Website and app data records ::
+++
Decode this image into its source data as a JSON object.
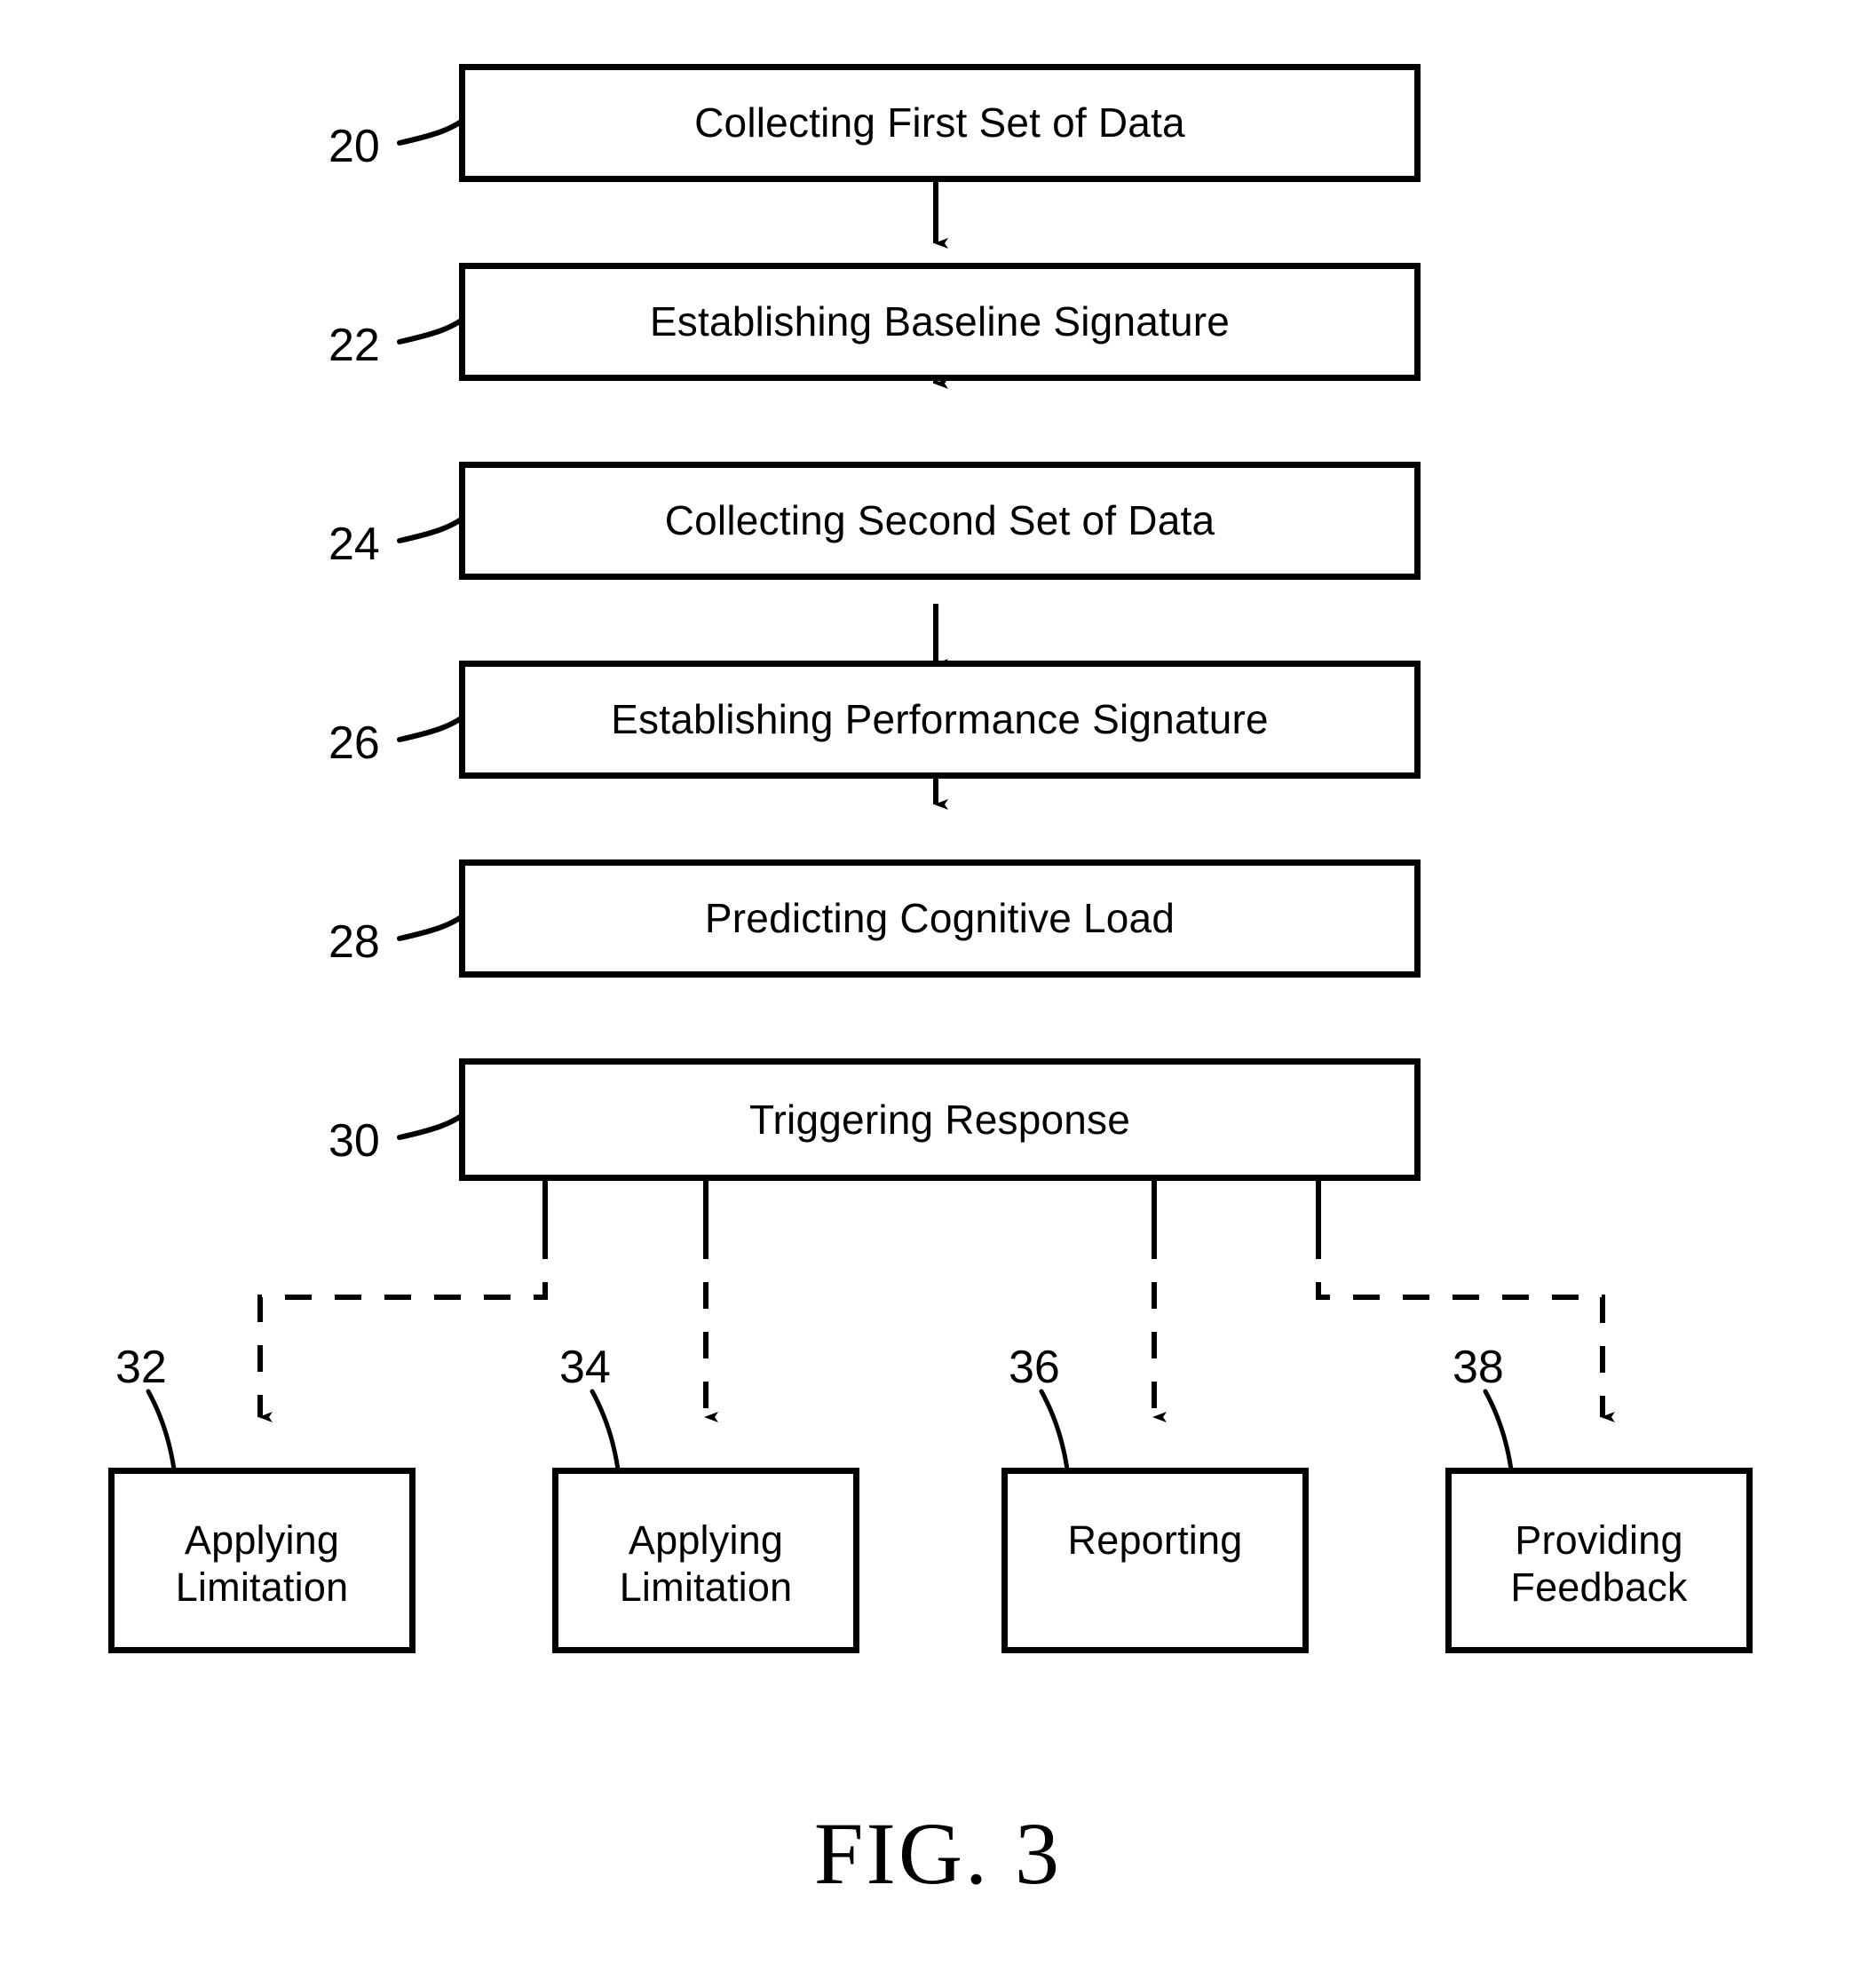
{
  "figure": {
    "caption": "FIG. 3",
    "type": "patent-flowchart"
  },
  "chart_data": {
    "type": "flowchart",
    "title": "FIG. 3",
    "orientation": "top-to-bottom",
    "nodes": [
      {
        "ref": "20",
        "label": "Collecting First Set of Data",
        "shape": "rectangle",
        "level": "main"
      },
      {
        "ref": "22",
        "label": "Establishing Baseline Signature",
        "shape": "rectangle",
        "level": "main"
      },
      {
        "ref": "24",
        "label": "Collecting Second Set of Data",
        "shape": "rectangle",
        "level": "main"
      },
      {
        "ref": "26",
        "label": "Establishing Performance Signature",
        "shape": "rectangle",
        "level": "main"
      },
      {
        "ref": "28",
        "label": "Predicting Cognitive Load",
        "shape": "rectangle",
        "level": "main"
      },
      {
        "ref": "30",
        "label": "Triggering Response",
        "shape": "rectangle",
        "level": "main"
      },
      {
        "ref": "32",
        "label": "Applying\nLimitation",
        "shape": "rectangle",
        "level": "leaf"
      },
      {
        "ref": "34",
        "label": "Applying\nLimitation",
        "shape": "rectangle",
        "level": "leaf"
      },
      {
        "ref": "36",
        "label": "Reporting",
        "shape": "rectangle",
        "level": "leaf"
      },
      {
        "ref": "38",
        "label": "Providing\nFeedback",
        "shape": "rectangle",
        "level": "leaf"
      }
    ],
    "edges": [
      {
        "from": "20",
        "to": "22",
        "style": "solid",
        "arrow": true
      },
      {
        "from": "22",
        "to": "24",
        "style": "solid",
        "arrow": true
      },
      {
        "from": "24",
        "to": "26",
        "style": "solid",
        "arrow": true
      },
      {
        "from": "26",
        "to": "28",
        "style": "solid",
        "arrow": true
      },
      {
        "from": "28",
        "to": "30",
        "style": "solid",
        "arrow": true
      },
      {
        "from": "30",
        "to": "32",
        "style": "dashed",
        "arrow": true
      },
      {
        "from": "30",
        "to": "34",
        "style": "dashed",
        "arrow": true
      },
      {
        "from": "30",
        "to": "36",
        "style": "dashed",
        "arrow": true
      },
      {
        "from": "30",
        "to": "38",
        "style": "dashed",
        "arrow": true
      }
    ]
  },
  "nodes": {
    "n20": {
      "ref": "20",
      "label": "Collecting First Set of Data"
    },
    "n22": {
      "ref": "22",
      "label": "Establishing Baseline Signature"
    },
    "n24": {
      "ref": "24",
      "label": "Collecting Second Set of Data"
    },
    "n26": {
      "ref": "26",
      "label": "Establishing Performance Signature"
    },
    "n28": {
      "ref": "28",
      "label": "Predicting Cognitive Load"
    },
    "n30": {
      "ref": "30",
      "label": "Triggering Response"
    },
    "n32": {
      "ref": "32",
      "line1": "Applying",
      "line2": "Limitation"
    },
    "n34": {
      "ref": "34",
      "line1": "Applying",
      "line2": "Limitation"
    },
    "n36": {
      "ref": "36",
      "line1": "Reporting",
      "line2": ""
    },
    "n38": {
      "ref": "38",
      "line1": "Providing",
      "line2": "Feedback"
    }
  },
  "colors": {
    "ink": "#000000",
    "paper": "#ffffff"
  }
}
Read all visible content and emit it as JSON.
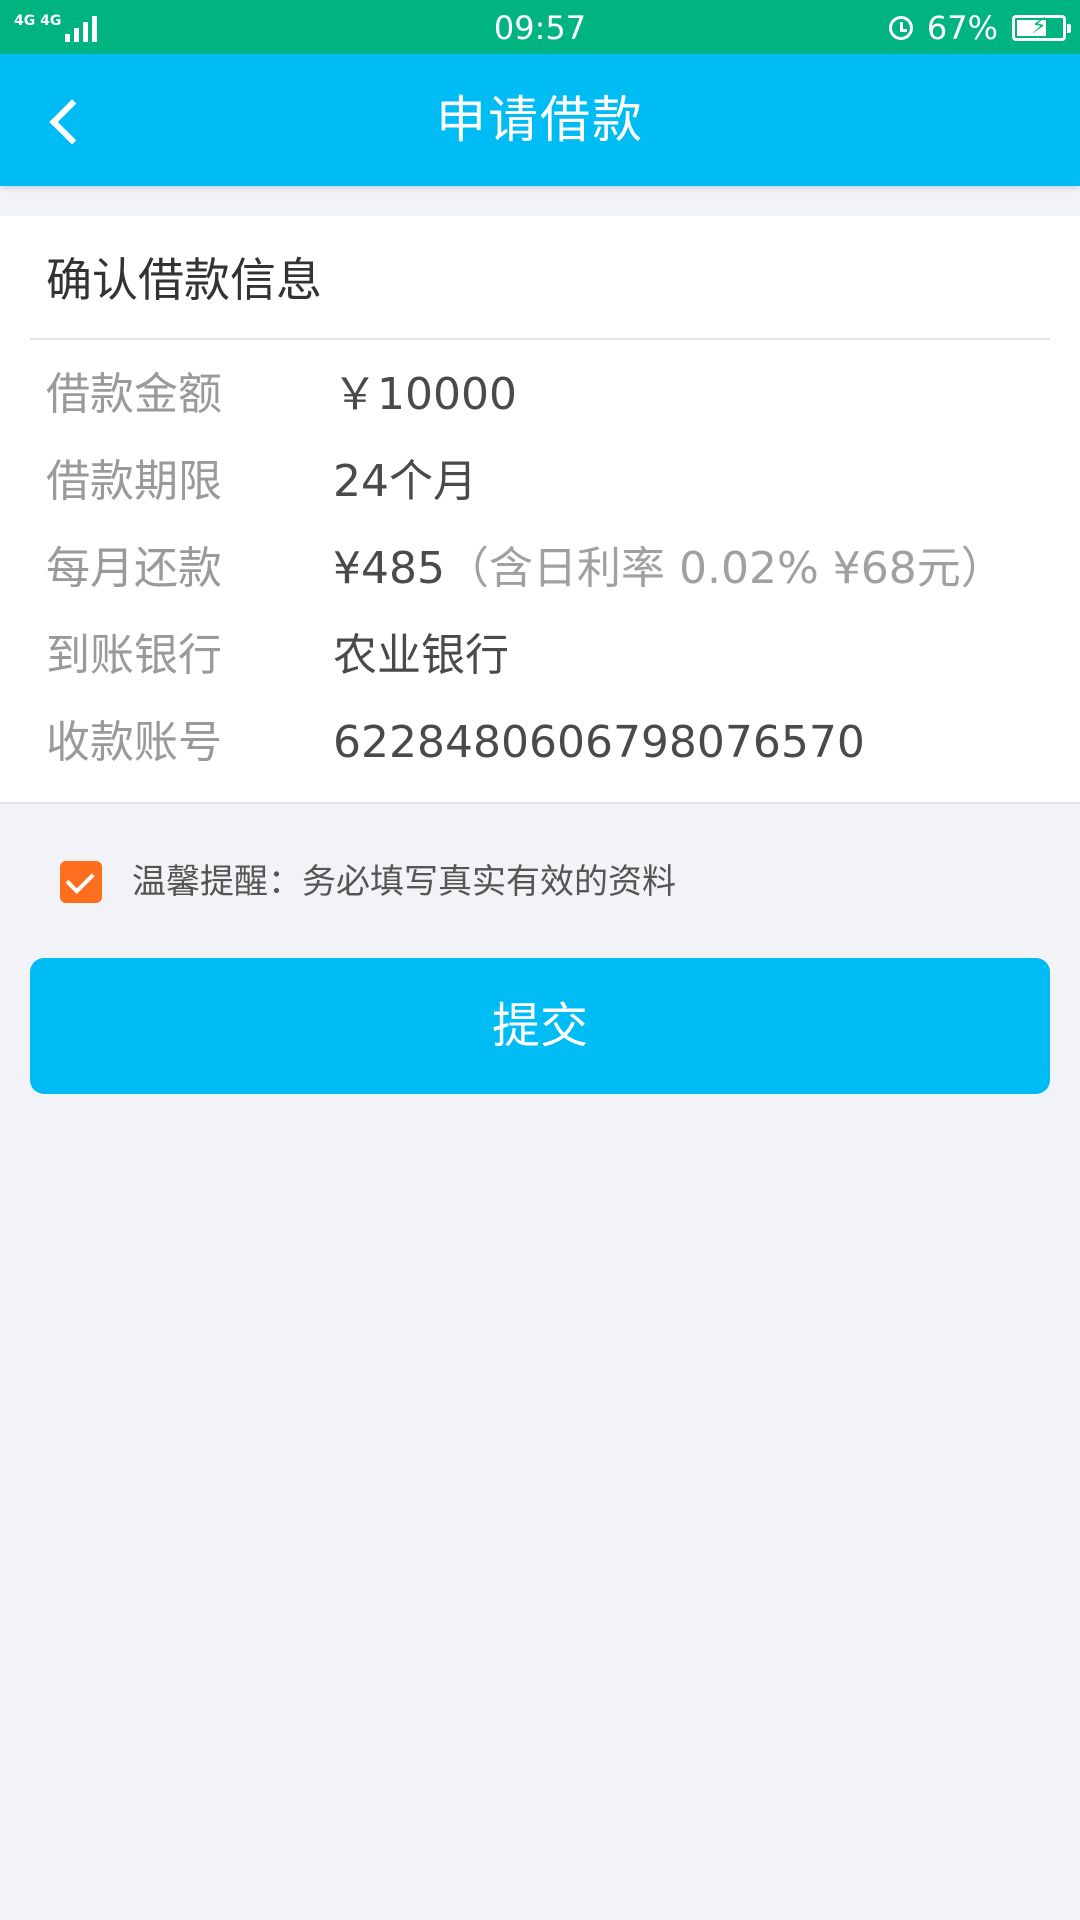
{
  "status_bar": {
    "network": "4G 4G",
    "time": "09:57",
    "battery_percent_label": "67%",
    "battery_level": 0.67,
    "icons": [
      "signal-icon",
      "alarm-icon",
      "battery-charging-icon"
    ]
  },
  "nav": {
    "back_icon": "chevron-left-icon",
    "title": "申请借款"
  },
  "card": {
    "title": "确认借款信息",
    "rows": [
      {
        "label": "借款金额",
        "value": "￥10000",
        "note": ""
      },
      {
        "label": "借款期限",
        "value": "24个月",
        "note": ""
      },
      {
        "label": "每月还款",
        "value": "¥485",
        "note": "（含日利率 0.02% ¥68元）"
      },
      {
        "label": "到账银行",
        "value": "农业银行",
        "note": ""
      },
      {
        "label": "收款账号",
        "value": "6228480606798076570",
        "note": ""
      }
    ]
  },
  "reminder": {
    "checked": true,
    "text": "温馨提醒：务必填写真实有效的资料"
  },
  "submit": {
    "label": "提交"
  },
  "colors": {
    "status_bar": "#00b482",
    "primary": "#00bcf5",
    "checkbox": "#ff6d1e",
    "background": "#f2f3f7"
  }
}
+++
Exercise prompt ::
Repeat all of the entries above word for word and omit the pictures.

Task result ::
Decode this image into its source data as a JSON object.
{
  "figure": {
    "caption": "FIG. 3",
    "type": "patent-flowchart"
  },
  "chart_data": {
    "type": "flowchart",
    "title": "FIG. 3",
    "orientation": "top-to-bottom",
    "nodes": [
      {
        "ref": "20",
        "label": "Collecting First Set of Data",
        "shape": "rectangle",
        "level": "main"
      },
      {
        "ref": "22",
        "label": "Establishing Baseline Signature",
        "shape": "rectangle",
        "level": "main"
      },
      {
        "ref": "24",
        "label": "Collecting Second Set of Data",
        "shape": "rectangle",
        "level": "main"
      },
      {
        "ref": "26",
        "label": "Establishing Performance Signature",
        "shape": "rectangle",
        "level": "main"
      },
      {
        "ref": "28",
        "label": "Predicting Cognitive Load",
        "shape": "rectangle",
        "level": "main"
      },
      {
        "ref": "30",
        "label": "Triggering Response",
        "shape": "rectangle",
        "level": "main"
      },
      {
        "ref": "32",
        "label": "Applying\nLimitation",
        "shape": "rectangle",
        "level": "leaf"
      },
      {
        "ref": "34",
        "label": "Applying\nLimitation",
        "shape": "rectangle",
        "level": "leaf"
      },
      {
        "ref": "36",
        "label": "Reporting",
        "shape": "rectangle",
        "level": "leaf"
      },
      {
        "ref": "38",
        "label": "Providing\nFeedback",
        "shape": "rectangle",
        "level": "leaf"
      }
    ],
    "edges": [
      {
        "from": "20",
        "to": "22",
        "style": "solid",
        "arrow": true
      },
      {
        "from": "22",
        "to": "24",
        "style": "solid",
        "arrow": true
      },
      {
        "from": "24",
        "to": "26",
        "style": "solid",
        "arrow": true
      },
      {
        "from": "26",
        "to": "28",
        "style": "solid",
        "arrow": true
      },
      {
        "from": "28",
        "to": "30",
        "style": "solid",
        "arrow": true
      },
      {
        "from": "30",
        "to": "32",
        "style": "dashed",
        "arrow": true
      },
      {
        "from": "30",
        "to": "34",
        "style": "dashed",
        "arrow": true
      },
      {
        "from": "30",
        "to": "36",
        "style": "dashed",
        "arrow": true
      },
      {
        "from": "30",
        "to": "38",
        "style": "dashed",
        "arrow": true
      }
    ]
  },
  "nodes": {
    "n20": {
      "ref": "20",
      "label": "Collecting First Set of Data"
    },
    "n22": {
      "ref": "22",
      "label": "Establishing Baseline Signature"
    },
    "n24": {
      "ref": "24",
      "label": "Collecting Second Set of Data"
    },
    "n26": {
      "ref": "26",
      "label": "Establishing Performance Signature"
    },
    "n28": {
      "ref": "28",
      "label": "Predicting Cognitive Load"
    },
    "n30": {
      "ref": "30",
      "label": "Triggering Response"
    },
    "n32": {
      "ref": "32",
      "line1": "Applying",
      "line2": "Limitation"
    },
    "n34": {
      "ref": "34",
      "line1": "Applying",
      "line2": "Limitation"
    },
    "n36": {
      "ref": "36",
      "line1": "Reporting",
      "line2": ""
    },
    "n38": {
      "ref": "38",
      "line1": "Providing",
      "line2": "Feedback"
    }
  },
  "colors": {
    "ink": "#000000",
    "paper": "#ffffff"
  }
}
Read all visible content and emit it as JSON.
{
  "status_bar": {
    "network": "4G 4G",
    "time": "09:57",
    "battery_percent_label": "67%",
    "battery_level": 0.67,
    "icons": [
      "signal-icon",
      "alarm-icon",
      "battery-charging-icon"
    ]
  },
  "nav": {
    "back_icon": "chevron-left-icon",
    "title": "申请借款"
  },
  "card": {
    "title": "确认借款信息",
    "rows": [
      {
        "label": "借款金额",
        "value": "￥10000",
        "note": ""
      },
      {
        "label": "借款期限",
        "value": "24个月",
        "note": ""
      },
      {
        "label": "每月还款",
        "value": "¥485",
        "note": "（含日利率 0.02% ¥68元）"
      },
      {
        "label": "到账银行",
        "value": "农业银行",
        "note": ""
      },
      {
        "label": "收款账号",
        "value": "6228480606798076570",
        "note": ""
      }
    ]
  },
  "reminder": {
    "checked": true,
    "text": "温馨提醒：务必填写真实有效的资料"
  },
  "submit": {
    "label": "提交"
  },
  "colors": {
    "status_bar": "#00b482",
    "primary": "#00bcf5",
    "checkbox": "#ff6d1e",
    "background": "#f2f3f7"
  }
}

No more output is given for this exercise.